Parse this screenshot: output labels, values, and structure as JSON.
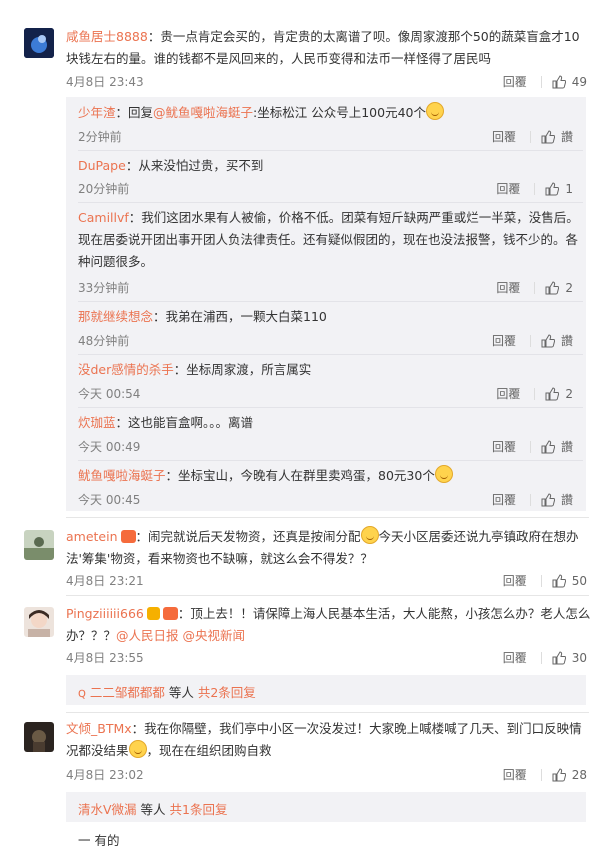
{
  "labels": {
    "reply": "回覆"
  },
  "comments": [
    {
      "user": "咸鱼居士8888",
      "text": "：贵一点肯定会买的，肯定贵的太离谱了呗。像周家渡那个50的蔬菜盲盒才10块钱左右的量。谁的钱都不是风回来的，人民币变得和法币一样怪得了居民吗",
      "time": "4月8日 23:43",
      "likes": "49",
      "replies": [
        {
          "user": "少年渣",
          "prefix": "：回复",
          "mention": "@鱿鱼嘎啦海蜓子",
          "text": ":坐标松江 公众号上100元40个",
          "time": "2分钟前",
          "likes": "讚"
        },
        {
          "user": "DuPape",
          "text": "：从来没怕过贵，买不到",
          "time": "20分钟前",
          "likes": "1"
        },
        {
          "user": "Camillvf",
          "text": "：我们这团水果有人被偷，价格不低。团菜有短斤缺两严重或烂一半菜，没售后。现在居委说开团出事开团人负法律责任。还有疑似假团的，现在也没法报警，钱不少的。各种问题很多。",
          "time": "33分钟前",
          "likes": "2"
        },
        {
          "user": "那就继续想念",
          "text": "：我弟在浦西，一颗大白菜110",
          "time": "48分钟前",
          "likes": "讚"
        },
        {
          "user": "没der感情的杀手",
          "text": "：坐标周家渡，所言属实",
          "time": "今天 00:54",
          "likes": "2"
        },
        {
          "user": "炊珈蓝",
          "text": "：这也能盲盒啊。。。离谱",
          "time": "今天 00:49",
          "likes": "讚"
        },
        {
          "user": "鱿鱼嘎啦海蜓子",
          "text": "：坐标宝山，今晚有人在群里卖鸡蛋，80元30个",
          "time": "今天 00:45",
          "likes": "讚"
        }
      ]
    },
    {
      "user": "ametein",
      "text": "：闹完就说后天发物资，还真是按闹分配",
      "text2": "今天小区居委还说九亭镇政府在想办法'筹集'物资，看来物资也不缺嘛，就这么会不得发？？",
      "time": "4月8日 23:21",
      "likes": "50"
    },
    {
      "user": "Pingziiiiii666",
      "text": "：顶上去！！请保障上海人民基本生活，大人能熬，小孩怎么办？老人怎么办？？？",
      "mentions": "@人民日报 @央视新闻",
      "time": "4月8日 23:55",
      "likes": "30",
      "more": {
        "users": "二二邹都都都",
        "suffix": " 等人 ",
        "count": "共2条回复"
      }
    },
    {
      "user": "文倾_BTMx",
      "text": "：我在你隔壁，我们亭中小区一次没发过！大家晚上喊楼喊了几天、到门口反映情况都没结果",
      "text2": "，现在在组织团购自救",
      "time": "4月8日 23:02",
      "likes": "28",
      "more": {
        "users": "清水V微漏",
        "suffix": " 等人 ",
        "count": "共1条回复"
      }
    }
  ],
  "partial_bottom": "一 有的",
  "colors": {
    "name": "#eb7350",
    "reply_bg": "#f2f2f5",
    "time": "#808080"
  }
}
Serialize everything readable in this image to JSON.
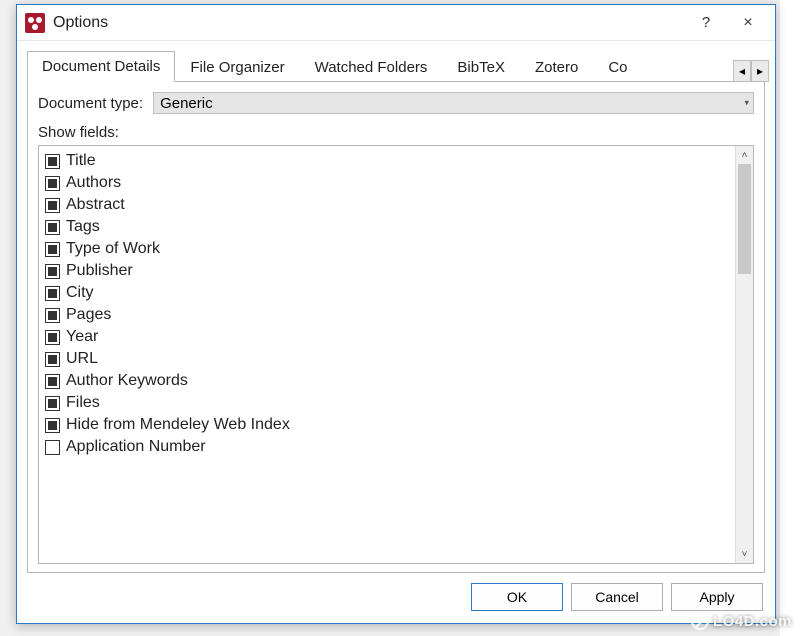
{
  "window": {
    "title": "Options",
    "help_tooltip": "?",
    "close_tooltip": "×"
  },
  "tabs": [
    {
      "label": "Document Details",
      "active": true
    },
    {
      "label": "File Organizer",
      "active": false
    },
    {
      "label": "Watched Folders",
      "active": false
    },
    {
      "label": "BibTeX",
      "active": false
    },
    {
      "label": "Zotero",
      "active": false
    },
    {
      "label": "Co",
      "active": false
    }
  ],
  "doc_type": {
    "label": "Document type:",
    "value": "Generic"
  },
  "show_fields_label": "Show fields:",
  "fields": [
    {
      "label": "Title",
      "checked": true
    },
    {
      "label": "Authors",
      "checked": true
    },
    {
      "label": "Abstract",
      "checked": true
    },
    {
      "label": "Tags",
      "checked": true
    },
    {
      "label": "Type of Work",
      "checked": true
    },
    {
      "label": "Publisher",
      "checked": true
    },
    {
      "label": "City",
      "checked": true
    },
    {
      "label": "Pages",
      "checked": true
    },
    {
      "label": "Year",
      "checked": true
    },
    {
      "label": "URL",
      "checked": true
    },
    {
      "label": "Author Keywords",
      "checked": true
    },
    {
      "label": "Files",
      "checked": true
    },
    {
      "label": "Hide from Mendeley Web Index",
      "checked": true
    },
    {
      "label": "Application Number",
      "checked": false
    }
  ],
  "buttons": {
    "ok": "OK",
    "cancel": "Cancel",
    "apply": "Apply"
  },
  "watermark": "LO4D.com"
}
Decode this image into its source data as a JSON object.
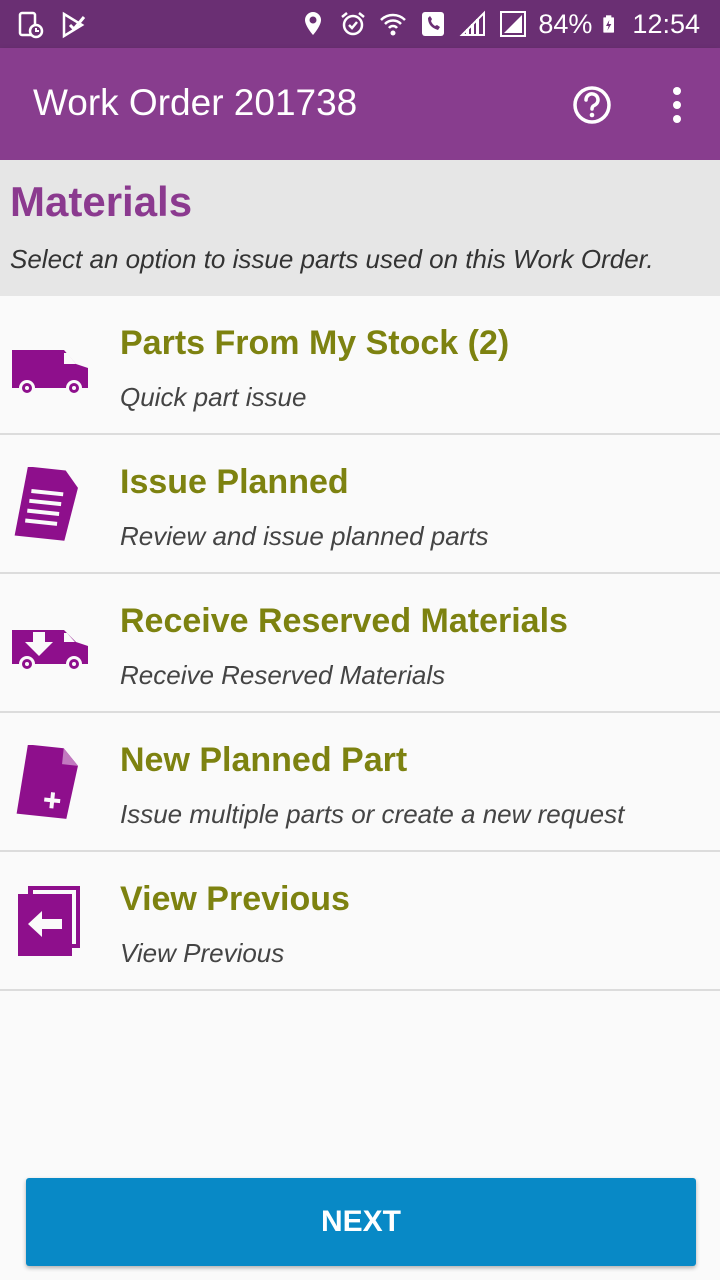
{
  "status_bar": {
    "battery": "84%",
    "time": "12:54"
  },
  "app_bar": {
    "title": "Work Order 201738"
  },
  "section": {
    "title": "Materials",
    "subtitle": "Select an option to issue parts used on this Work Order."
  },
  "options": [
    {
      "title": "Parts From My Stock (2)",
      "subtitle": "Quick part issue",
      "icon": "van-icon"
    },
    {
      "title": "Issue Planned",
      "subtitle": "Review and issue planned parts",
      "icon": "document-icon"
    },
    {
      "title": "Receive Reserved Materials",
      "subtitle": "Receive Reserved Materials",
      "icon": "van-download-icon"
    },
    {
      "title": "New Planned Part",
      "subtitle": "Issue multiple parts or create a new request",
      "icon": "document-add-icon"
    },
    {
      "title": "View Previous",
      "subtitle": "View Previous",
      "icon": "previous-pages-icon"
    }
  ],
  "footer": {
    "next_label": "NEXT"
  },
  "colors": {
    "status_bar": "#6a2f73",
    "app_bar": "#883d8e",
    "accent_purple": "#8b3a8f",
    "icon_purple": "#8e0f8c",
    "title_olive": "#7d8210",
    "button_blue": "#0889c6"
  }
}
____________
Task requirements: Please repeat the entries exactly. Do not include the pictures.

Output below:
Parse this screenshot: output labels, values, and structure as JSON.
{
  "labels": {
    "reply": "回覆"
  },
  "comments": [
    {
      "user": "咸鱼居士8888",
      "text": "：贵一点肯定会买的，肯定贵的太离谱了呗。像周家渡那个50的蔬菜盲盒才10块钱左右的量。谁的钱都不是风回来的，人民币变得和法币一样怪得了居民吗",
      "time": "4月8日 23:43",
      "likes": "49",
      "replies": [
        {
          "user": "少年渣",
          "prefix": "：回复",
          "mention": "@鱿鱼嘎啦海蜓子",
          "text": ":坐标松江 公众号上100元40个",
          "time": "2分钟前",
          "likes": "讚"
        },
        {
          "user": "DuPape",
          "text": "：从来没怕过贵，买不到",
          "time": "20分钟前",
          "likes": "1"
        },
        {
          "user": "Camillvf",
          "text": "：我们这团水果有人被偷，价格不低。团菜有短斤缺两严重或烂一半菜，没售后。现在居委说开团出事开团人负法律责任。还有疑似假团的，现在也没法报警，钱不少的。各种问题很多。",
          "time": "33分钟前",
          "likes": "2"
        },
        {
          "user": "那就继续想念",
          "text": "：我弟在浦西，一颗大白菜110",
          "time": "48分钟前",
          "likes": "讚"
        },
        {
          "user": "没der感情的杀手",
          "text": "：坐标周家渡，所言属实",
          "time": "今天 00:54",
          "likes": "2"
        },
        {
          "user": "炊珈蓝",
          "text": "：这也能盲盒啊。。。离谱",
          "time": "今天 00:49",
          "likes": "讚"
        },
        {
          "user": "鱿鱼嘎啦海蜓子",
          "text": "：坐标宝山，今晚有人在群里卖鸡蛋，80元30个",
          "time": "今天 00:45",
          "likes": "讚"
        }
      ]
    },
    {
      "user": "ametein",
      "text": "：闹完就说后天发物资，还真是按闹分配",
      "text2": "今天小区居委还说九亭镇政府在想办法'筹集'物资，看来物资也不缺嘛，就这么会不得发？？",
      "time": "4月8日 23:21",
      "likes": "50"
    },
    {
      "user": "Pingziiiiii666",
      "text": "：顶上去！！请保障上海人民基本生活，大人能熬，小孩怎么办？老人怎么办？？？",
      "mentions": "@人民日报 @央视新闻",
      "time": "4月8日 23:55",
      "likes": "30",
      "more": {
        "users": "二二邹都都都",
        "suffix": " 等人 ",
        "count": "共2条回复"
      }
    },
    {
      "user": "文倾_BTMx",
      "text": "：我在你隔壁，我们亭中小区一次没发过！大家晚上喊楼喊了几天、到门口反映情况都没结果",
      "text2": "，现在在组织团购自救",
      "time": "4月8日 23:02",
      "likes": "28",
      "more": {
        "users": "清水V微漏",
        "suffix": " 等人 ",
        "count": "共1条回复"
      }
    }
  ],
  "partial_bottom": "一 有的",
  "colors": {
    "name": "#eb7350",
    "reply_bg": "#f2f2f5",
    "time": "#808080"
  }
}
Serialize everything readable in this image to JSON.
{
  "window": {
    "title": "Options",
    "help_tooltip": "?",
    "close_tooltip": "×"
  },
  "tabs": [
    {
      "label": "Document Details",
      "active": true
    },
    {
      "label": "File Organizer",
      "active": false
    },
    {
      "label": "Watched Folders",
      "active": false
    },
    {
      "label": "BibTeX",
      "active": false
    },
    {
      "label": "Zotero",
      "active": false
    },
    {
      "label": "Co",
      "active": false
    }
  ],
  "doc_type": {
    "label": "Document type:",
    "value": "Generic"
  },
  "show_fields_label": "Show fields:",
  "fields": [
    {
      "label": "Title",
      "checked": true
    },
    {
      "label": "Authors",
      "checked": true
    },
    {
      "label": "Abstract",
      "checked": true
    },
    {
      "label": "Tags",
      "checked": true
    },
    {
      "label": "Type of Work",
      "checked": true
    },
    {
      "label": "Publisher",
      "checked": true
    },
    {
      "label": "City",
      "checked": true
    },
    {
      "label": "Pages",
      "checked": true
    },
    {
      "label": "Year",
      "checked": true
    },
    {
      "label": "URL",
      "checked": true
    },
    {
      "label": "Author Keywords",
      "checked": true
    },
    {
      "label": "Files",
      "checked": true
    },
    {
      "label": "Hide from Mendeley Web Index",
      "checked": true
    },
    {
      "label": "Application Number",
      "checked": false
    }
  ],
  "buttons": {
    "ok": "OK",
    "cancel": "Cancel",
    "apply": "Apply"
  },
  "watermark": "LO4D.com"
}
Decode this image into its source data as a JSON object.
{
  "status_bar": {
    "battery": "84%",
    "time": "12:54"
  },
  "app_bar": {
    "title": "Work Order 201738"
  },
  "section": {
    "title": "Materials",
    "subtitle": "Select an option to issue parts used on this Work Order."
  },
  "options": [
    {
      "title": "Parts From My Stock (2)",
      "subtitle": "Quick part issue",
      "icon": "van-icon"
    },
    {
      "title": "Issue Planned",
      "subtitle": "Review and issue planned parts",
      "icon": "document-icon"
    },
    {
      "title": "Receive Reserved Materials",
      "subtitle": "Receive Reserved Materials",
      "icon": "van-download-icon"
    },
    {
      "title": "New Planned Part",
      "subtitle": "Issue multiple parts or create a new request",
      "icon": "document-add-icon"
    },
    {
      "title": "View Previous",
      "subtitle": "View Previous",
      "icon": "previous-pages-icon"
    }
  ],
  "footer": {
    "next_label": "NEXT"
  },
  "colors": {
    "status_bar": "#6a2f73",
    "app_bar": "#883d8e",
    "accent_purple": "#8b3a8f",
    "icon_purple": "#8e0f8c",
    "title_olive": "#7d8210",
    "button_blue": "#0889c6"
  }
}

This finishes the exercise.